Task instructions:
With the string "title" as the filter, copy each matching line from the records.

The records:
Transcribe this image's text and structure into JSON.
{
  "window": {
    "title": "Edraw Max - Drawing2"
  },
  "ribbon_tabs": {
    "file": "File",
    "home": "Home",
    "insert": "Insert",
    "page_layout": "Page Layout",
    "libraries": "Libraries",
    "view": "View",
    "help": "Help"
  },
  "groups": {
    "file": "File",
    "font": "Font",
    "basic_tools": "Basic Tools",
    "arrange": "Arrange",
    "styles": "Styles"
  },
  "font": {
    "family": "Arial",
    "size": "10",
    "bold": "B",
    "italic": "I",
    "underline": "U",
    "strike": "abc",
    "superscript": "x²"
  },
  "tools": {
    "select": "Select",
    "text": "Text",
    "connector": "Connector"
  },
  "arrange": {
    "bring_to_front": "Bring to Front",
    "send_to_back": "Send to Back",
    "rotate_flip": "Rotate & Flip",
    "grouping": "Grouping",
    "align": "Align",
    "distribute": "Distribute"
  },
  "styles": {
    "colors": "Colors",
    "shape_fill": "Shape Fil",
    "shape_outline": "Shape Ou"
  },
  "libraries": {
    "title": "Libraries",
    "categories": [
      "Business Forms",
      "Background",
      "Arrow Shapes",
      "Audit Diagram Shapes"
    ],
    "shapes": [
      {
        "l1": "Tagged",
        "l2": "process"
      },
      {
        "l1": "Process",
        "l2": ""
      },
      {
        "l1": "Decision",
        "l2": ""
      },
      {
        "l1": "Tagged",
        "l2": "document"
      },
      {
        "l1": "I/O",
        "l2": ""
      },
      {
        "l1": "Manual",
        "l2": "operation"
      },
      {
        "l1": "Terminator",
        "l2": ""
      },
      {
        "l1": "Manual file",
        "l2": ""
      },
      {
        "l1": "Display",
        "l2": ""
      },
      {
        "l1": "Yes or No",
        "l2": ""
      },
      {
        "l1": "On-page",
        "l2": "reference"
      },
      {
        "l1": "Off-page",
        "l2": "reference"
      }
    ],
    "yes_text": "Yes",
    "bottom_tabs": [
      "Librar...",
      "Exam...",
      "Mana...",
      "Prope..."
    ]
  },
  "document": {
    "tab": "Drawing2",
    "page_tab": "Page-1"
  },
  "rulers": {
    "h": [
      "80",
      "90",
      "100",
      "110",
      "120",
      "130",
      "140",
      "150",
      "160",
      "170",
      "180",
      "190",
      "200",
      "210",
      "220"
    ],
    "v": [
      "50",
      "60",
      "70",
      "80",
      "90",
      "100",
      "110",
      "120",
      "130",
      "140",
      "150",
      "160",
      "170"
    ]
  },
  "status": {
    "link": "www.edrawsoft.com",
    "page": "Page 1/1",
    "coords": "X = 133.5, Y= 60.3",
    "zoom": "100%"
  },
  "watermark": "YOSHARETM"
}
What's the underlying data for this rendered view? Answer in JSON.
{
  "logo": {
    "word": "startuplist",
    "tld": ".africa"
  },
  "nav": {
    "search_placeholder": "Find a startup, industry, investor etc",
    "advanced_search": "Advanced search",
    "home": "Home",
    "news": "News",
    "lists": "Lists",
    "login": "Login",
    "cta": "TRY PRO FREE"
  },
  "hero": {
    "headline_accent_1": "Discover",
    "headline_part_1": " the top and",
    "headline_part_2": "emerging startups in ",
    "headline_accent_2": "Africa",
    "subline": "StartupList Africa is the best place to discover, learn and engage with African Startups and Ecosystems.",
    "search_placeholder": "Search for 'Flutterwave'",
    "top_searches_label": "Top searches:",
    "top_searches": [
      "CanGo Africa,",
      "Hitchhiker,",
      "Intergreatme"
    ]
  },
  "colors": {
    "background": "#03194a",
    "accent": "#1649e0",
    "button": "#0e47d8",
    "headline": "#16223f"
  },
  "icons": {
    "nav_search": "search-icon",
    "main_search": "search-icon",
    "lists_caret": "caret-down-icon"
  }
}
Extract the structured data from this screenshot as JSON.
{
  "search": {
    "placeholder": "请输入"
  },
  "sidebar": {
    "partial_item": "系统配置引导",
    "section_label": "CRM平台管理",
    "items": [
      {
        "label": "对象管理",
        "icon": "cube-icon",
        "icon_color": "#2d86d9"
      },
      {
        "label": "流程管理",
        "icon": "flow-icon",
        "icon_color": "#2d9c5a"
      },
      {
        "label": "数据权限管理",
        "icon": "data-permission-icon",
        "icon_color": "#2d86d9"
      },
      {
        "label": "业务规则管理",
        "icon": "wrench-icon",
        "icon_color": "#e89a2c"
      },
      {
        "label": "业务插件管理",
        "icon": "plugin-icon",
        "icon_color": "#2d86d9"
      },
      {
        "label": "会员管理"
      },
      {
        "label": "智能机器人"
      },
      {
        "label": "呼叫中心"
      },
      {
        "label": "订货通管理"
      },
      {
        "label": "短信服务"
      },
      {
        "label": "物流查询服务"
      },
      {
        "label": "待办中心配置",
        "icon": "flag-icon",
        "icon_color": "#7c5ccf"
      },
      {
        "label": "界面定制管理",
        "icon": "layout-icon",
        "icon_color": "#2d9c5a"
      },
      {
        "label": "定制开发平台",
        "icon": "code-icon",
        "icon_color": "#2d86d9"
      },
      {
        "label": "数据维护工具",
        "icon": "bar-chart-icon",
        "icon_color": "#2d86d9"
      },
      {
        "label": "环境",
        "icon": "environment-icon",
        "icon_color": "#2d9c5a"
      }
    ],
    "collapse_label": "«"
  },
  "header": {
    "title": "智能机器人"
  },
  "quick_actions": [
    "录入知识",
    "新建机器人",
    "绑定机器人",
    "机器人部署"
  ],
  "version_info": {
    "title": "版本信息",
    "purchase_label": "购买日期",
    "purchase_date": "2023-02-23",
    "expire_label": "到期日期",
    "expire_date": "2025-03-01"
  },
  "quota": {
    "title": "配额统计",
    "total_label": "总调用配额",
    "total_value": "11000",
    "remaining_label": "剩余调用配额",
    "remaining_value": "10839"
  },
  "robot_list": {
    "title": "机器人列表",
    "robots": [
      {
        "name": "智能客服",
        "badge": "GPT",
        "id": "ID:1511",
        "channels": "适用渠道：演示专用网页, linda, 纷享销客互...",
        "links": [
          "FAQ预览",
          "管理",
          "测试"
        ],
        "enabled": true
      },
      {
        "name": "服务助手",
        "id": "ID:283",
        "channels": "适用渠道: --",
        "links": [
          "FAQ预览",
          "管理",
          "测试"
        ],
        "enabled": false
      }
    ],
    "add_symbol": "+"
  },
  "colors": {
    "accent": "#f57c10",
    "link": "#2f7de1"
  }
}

Response area:
    "title": "Edraw Max - Drawing2"
    "title": "Libraries",
    "title": "智能机器人"
    "title": "版本信息",
    "title": "配额统计",
    "title": "机器人列表",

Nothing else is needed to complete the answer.